ST I mean, implicit in that is a sort of an assumption that blind people don't want to travel at night.
GI That was a decision of the Brisbane Council based on the lobbying of people, residents who lived near to the traffic lights who said that the noise kept them awake at night. Well, you know, maybe don't live in a city if you're disturbed by noise like that because buses and garbage trucks and things like that are going to be far more noisy, but you wouldn't take them off the streets.
N So, next time you're waiting at a crossing, scrolling your phone, it'll be this sound that gets you moving. The audio tactile pedestrian button is a classic example of accessible design that benefits everybody.
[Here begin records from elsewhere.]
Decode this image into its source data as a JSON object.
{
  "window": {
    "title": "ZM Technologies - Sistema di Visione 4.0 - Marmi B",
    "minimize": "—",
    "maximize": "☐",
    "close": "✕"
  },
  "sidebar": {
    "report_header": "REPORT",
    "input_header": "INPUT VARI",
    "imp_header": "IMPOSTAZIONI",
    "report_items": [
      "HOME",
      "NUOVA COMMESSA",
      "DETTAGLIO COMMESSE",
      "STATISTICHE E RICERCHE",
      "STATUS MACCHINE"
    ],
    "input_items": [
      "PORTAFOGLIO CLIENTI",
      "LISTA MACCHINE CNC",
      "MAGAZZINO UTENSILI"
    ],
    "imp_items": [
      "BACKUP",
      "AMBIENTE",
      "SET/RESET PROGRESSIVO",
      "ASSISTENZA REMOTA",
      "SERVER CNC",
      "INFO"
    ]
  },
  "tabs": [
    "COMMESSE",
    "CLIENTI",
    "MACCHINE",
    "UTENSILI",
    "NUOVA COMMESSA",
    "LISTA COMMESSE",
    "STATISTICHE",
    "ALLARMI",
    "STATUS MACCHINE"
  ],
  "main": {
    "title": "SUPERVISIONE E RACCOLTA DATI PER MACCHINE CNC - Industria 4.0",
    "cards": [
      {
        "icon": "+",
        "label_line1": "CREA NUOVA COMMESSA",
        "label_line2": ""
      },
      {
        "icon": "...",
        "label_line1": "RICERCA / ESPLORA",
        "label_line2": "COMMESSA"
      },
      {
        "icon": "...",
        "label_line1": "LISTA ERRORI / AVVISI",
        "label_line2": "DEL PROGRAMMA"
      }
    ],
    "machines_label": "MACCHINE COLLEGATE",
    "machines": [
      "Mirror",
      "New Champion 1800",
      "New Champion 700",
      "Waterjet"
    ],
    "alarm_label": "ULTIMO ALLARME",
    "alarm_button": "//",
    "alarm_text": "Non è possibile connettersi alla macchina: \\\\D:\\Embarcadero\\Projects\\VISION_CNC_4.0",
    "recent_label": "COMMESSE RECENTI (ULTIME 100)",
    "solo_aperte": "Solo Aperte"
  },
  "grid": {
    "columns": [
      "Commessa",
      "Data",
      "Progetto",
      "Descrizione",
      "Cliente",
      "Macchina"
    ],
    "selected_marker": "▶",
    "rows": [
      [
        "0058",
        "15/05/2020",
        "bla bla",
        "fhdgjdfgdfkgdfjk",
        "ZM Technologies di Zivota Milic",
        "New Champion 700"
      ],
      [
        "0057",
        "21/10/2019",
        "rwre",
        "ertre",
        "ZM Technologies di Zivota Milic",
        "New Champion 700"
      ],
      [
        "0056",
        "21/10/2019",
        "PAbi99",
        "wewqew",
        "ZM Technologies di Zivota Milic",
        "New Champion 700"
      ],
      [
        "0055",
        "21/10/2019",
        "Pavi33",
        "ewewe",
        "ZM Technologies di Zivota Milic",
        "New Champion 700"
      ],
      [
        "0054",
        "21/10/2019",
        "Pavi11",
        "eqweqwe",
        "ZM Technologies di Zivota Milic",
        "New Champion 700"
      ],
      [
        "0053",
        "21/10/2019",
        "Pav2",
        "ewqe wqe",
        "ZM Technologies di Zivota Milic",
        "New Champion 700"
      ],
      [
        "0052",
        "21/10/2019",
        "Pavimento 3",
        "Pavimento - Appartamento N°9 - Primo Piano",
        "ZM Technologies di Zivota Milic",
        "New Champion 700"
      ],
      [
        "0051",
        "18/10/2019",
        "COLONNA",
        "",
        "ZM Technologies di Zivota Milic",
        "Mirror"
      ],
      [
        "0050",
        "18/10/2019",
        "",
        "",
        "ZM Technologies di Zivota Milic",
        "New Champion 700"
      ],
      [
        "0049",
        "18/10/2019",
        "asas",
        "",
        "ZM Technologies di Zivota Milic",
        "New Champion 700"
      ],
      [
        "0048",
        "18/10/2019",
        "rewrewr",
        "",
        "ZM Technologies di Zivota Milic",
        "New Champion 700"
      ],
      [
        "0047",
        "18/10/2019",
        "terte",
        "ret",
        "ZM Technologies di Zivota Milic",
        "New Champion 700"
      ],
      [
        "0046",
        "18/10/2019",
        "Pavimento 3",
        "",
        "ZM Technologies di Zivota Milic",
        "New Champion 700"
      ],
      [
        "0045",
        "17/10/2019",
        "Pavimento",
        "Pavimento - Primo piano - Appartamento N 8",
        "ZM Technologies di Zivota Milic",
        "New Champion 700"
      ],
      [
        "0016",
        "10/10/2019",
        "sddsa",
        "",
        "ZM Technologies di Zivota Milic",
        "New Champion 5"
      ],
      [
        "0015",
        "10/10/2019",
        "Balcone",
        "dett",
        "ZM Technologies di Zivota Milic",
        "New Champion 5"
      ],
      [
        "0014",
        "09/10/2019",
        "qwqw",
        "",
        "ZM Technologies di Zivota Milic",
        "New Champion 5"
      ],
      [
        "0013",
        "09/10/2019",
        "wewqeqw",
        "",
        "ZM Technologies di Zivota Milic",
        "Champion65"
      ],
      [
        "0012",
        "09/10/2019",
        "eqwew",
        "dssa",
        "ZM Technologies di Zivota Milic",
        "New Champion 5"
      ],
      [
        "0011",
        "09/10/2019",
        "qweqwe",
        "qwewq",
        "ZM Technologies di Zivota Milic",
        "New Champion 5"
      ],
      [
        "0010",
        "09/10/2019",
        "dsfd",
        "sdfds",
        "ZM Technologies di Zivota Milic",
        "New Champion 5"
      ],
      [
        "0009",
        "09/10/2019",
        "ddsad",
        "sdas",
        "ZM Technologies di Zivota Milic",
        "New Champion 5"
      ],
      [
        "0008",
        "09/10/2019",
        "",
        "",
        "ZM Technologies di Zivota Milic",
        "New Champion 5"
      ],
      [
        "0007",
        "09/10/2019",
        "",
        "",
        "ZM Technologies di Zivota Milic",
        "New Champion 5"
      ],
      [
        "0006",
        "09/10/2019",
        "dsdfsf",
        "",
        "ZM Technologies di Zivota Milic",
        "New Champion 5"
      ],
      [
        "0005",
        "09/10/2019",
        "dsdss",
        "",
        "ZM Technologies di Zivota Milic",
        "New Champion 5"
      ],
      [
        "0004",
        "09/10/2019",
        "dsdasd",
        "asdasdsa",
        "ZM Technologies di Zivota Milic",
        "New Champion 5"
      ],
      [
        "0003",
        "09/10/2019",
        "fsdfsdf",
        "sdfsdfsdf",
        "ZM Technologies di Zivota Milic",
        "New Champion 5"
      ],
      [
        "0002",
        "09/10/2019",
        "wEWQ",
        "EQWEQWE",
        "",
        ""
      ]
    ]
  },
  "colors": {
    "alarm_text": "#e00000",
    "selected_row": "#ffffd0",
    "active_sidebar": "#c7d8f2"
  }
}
BJ As a community, we owe Frank Hulscher a great debt of gratitude for the commitment that he showed for the product and the standard to be developed.
N And most importantly, it was the work of blind and vision impaired people like Cecil McIlwraith, Bill Jolley, Susan Thompson and Graham Innes, working through organisations like Blind Citizens Australia that got the audio tactile pedestrian button on our streets.
ST I think the difference between then and now is what we were talking about then was what we need. What we talk about now is what we have a right to. So, there's a different mindset.
GI Audible traffic signals now play a key role in making navigation easier for people who are blind or vision impaired and are so much the life of our cities these days that they get into movies and TV shows and even the tracks of songs.
About Jane Curtis and John Jacobs
Producer Jane Curtis is an award-winning producer of podcasts and radio documentaries. Her podcast Inner West Icons is a sound-rich, playful tour of Sydney’s inner west.
Sound engineer John Jacobs is an international award-winning ABC sound engineer. He brings sounds and voices together to tell engaging stories with warmth, humour and surprise.
Oscillations: Push to Walk
Presenter: Jon Tjhia
Writers: Jane Curtis and John Jacobs
Narrator: Bernie Hobbs
Featuring: Louis Challis AM, Frank Hulscher, Graham Innes, Bill Jolley, Susan Thompson, and Graeme Patterson
Executive producer: Cara Stewart
Producer: Ayeesha Ash
Sound design and editing: Mara Schwerdtfeger
Theme music: Sig Nu Gris
Commissioning editors: Lisa Havilah and Callum Cooper
Thanks to Frank Hulscher, Graeme Patterson, Louis Challis AM, Anni Turnbull and Nina Earl.